The last element in my Holistic Health Plan for bone health is to add more activity to your lifestyle. Being active is an essential component of maintaining a strong skeleton. Preventative care can help us all enjoy every decade of our life with mobility, flexibility and physical strength as our self-care habit.
Bone ‘remodeling’ is an active, continual process that is always happening in a healthy, active body. Our bones are living, growing tissue that needs us to move, jump, twist, and climb to maintain their strength and flexibility. Releasing some sedentary hobbies and making way for active pastimes will also help improve balance and coordination. This becomes especially important as we get older because it helps to prevent falls.
The two types of activity that are most effective for building strong bones are weight-bearing exercises and strength-training exercises. My favorite weight-bearing activity is an evening walk after dinner. What kind of activity do you most enjoy? To make an active lifestyle a sustainable change, it is important that enjoyment is a part of the activity! Strength-training in the form of lifting weights or using the weight machines at the gym may be enjoyable for you. If you’d rather enjoy nature while you build muscle strength, gardening and playing outside with the grandkids may be your choice. We can use our own body weight (or the weight of kids) as resistance and build strength by doing push-ups, sling garden hoses around the yard on our shoulders, or carry the kids on our back.
Exercise and releasing a sedentary lifestyle has been shown to have bone-building effects, as does cooking meals with foods rich in calcium, Vitamins D and K. Understanding your individual risk for osteoporosis is essential, and after you know your level of risk, it doesn’t have to be complicated to help yourself lead a long and healthy life. That is my wish for you!
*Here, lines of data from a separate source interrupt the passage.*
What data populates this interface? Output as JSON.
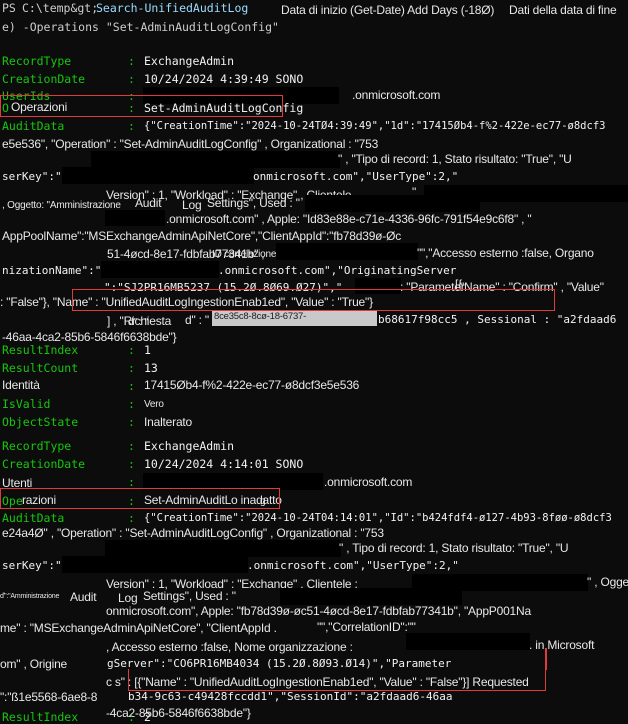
{
  "window": {
    "title": "Search-UnifiedAuditLog",
    "shell": "PowerShell",
    "background_color": "#0c0c0c",
    "label_color": "#16c60c",
    "text_color": "#cccccc",
    "annotation_color": "#e03a3a",
    "selection_background": "#c9c9c9"
  },
  "prompt": {
    "ps": "PS",
    "path": "C:\\temp&gt;",
    "command": "Search-UnifiedAuditLog",
    "continuation": "e) -Operations \"Set-AdminAuditLogConfig\""
  },
  "annotations": {
    "start_date": "Data di inizio (Get-Date) Add Days (-18Ø)",
    "end_date": "Dati della data di fine",
    "operations_label_1": "Operazioni",
    "operations_value_1": "Set-AdminAuditLogConfig",
    "operations_label_2": "Operazioni",
    "operations_value_2": "Set-AdminAuditLo inadatto",
    "operations_value_2_tail": "g"
  },
  "record1": {
    "fields": [
      {
        "label": "RecordType",
        "value": "ExchangeAdmin"
      },
      {
        "label": "CreationDate",
        "value": "10/24/2024 4:39:49 SONO"
      },
      {
        "label": "UserIds",
        "value": ""
      },
      {
        "label": "Operazioni",
        "value": "Set-AdminAuditLogConfig"
      },
      {
        "label": "AuditData",
        "value": ""
      }
    ],
    "userids_suffix": ".onmicrosoft.com",
    "audit_lines": {
      "l1": "{\"CreationTime\":\"2024-10-24TØ4:39:49\",\"1d\":\"17415Øb4-f%2-422e-ec77-ø8dcf3",
      "l2": "e5e536\", \"Operation\" : \"Set-AdminAuditLogConfig\" , Organizational : \"753",
      "l3": "\" , \"Tipo di record: 1, Stato risultato: \"True\", \"U",
      "l4a": "serKey\":\"",
      "l4b": "onmicrosoft.com\",\"UserType\":2,\"",
      "l5": "Version\" : 1, \"Workload\" : \"Exchange\" , Clientele .",
      "l5q": "\"",
      "l6a": ", Oggetto: \"Amministrazione",
      "l6b": "Audit",
      "l6c": "Log",
      "l6d": "Settings\", Used : \"",
      "l7a": ".onmicrosoft.com\" , Apple: \"Id83e88e-c71e-4336-96fc-791f54e9c6f8\" , \"",
      "l8": "AppPoolName\":\"MSExchangeAdminApiNetCore\",\"ClientAppId\":\"fb78d39ø-Øc",
      "l9a": "51-4øcd-8e17-fdbfab77341b\" ,",
      "l9b": "ID correlazione .",
      "l9c": "\"\",\"Accesso esterno :false, Organo",
      "l10a": "nizationName\":\"",
      "l10b": ".onmicrosoft.com\",\"OriginatingServer",
      "l11a": "\":\"SJ2PR16MB5237 (15.2Ø.8Ø69.Ø27)\",\"",
      "l11b": ": \"Parameter",
      "l11c": "[{",
      "l11d": "\"Name\" : \"Confirm\" , \"Value\"",
      "l12": ": \"False\"}, \"Name\" : \"UnifiedAuditLogIngestionEnab1ed\", \"Value\" : \"True\"}",
      "l13a": "] , \"Richiesta",
      "l13b": "d\" : \"",
      "l13sel": "8ce35c8-8cø-18-6737-",
      "l13c": "b68617f98cc5 , Sessional : \"a2fdaad6",
      "l14": "-46aa-4ca2-85b6-5846f6638bde\"}"
    },
    "result_fields": [
      {
        "label": "ResultIndex",
        "value": "1"
      },
      {
        "label": "ResultCount",
        "value": "13"
      },
      {
        "label": "Identità",
        "value": "17415Øb4-f%2-422e-ec77-ø8dcf3e5e536"
      },
      {
        "label": "IsValid",
        "value": "Vero"
      },
      {
        "label": "ObjectState",
        "value": "Inalterato"
      }
    ]
  },
  "record2": {
    "fields": [
      {
        "label": "RecordType",
        "value": "ExchangeAdmin"
      },
      {
        "label": "CreationDate",
        "value": "10/24/2024 4:14:01 SONO"
      },
      {
        "label": "Utenti",
        "value": ""
      },
      {
        "label": "Operazioni",
        "value": "Set-AdminAuditLo inadatto"
      },
      {
        "label": "AuditData",
        "value": ""
      }
    ],
    "users_suffix": ".onmicrosoft.com",
    "audit_lines": {
      "l1": "{\"CreationTime\":\"2024-10-24T04:14:01\",\"Id\":\"b424fdf4-ø127-4b93-8føø-ø8dcf3",
      "l2": "e24a4Ø\" , \"Operation\" : \"Set-AdminAuditLogConfig\" , Organizational : \"753",
      "l3": "\" , Tipo di record: 1, Stato risultato: \"True\", \"U",
      "l4a": "serKey\":\"",
      "l4b": ".onmicrosoft.com\",\"UserType\":2,\"",
      "l5": "Version\" : 1, \"Workload\" : \"Exchange\" , Clientele :",
      "l5tail": "\" , Oggetto",
      "l6a": "ď\":\"Amministrazione",
      "l6b": "Audit",
      "l6c": "Log",
      "l6d": "Settings\", Used : \"",
      "l7a": "onmicrosoft.com\", Apple: \"fb78d39ø-øc51-4øcd-8e17-fdbfab77341b\", \"AppP001Na",
      "l8a": "me\" : \"MSExchangeAdminApiNetCore\", \"ClientAppId .",
      "l8b": "\"\",\"CorrelationID\":\"\"",
      "l9a": ", Accesso esterno :false, Nome organizzazione :",
      "l9b": ". in Microsoft",
      "l10a": "om\" , Origine",
      "l10b": "gServer\":\"CO6PR16MB4034 (15.2Ø.8Ø93.Ø14)\",\"Parameter",
      "l11a": "c s\" : [{\"Name\" : \"UnifiedAuditLogIngestionEnab1ed\", \"Value\" : \"False\"}] Requested",
      "l12a": "\":\"ß1e5568-6ae8-8",
      "l12b": "b34-9c63-c49428fccdd1\",\"SessionId\":\"a2fdaad6-46aa",
      "l13": "-4ca2-85b6-5846f6638bde\"}"
    },
    "result_fields": [
      {
        "label": "ResultIndex",
        "value": "2"
      }
    ]
  }
}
If you would like to receive daily encouragement to Move More, how about starting your day with my Move More Mug? This colorful cup is available now in my online shop.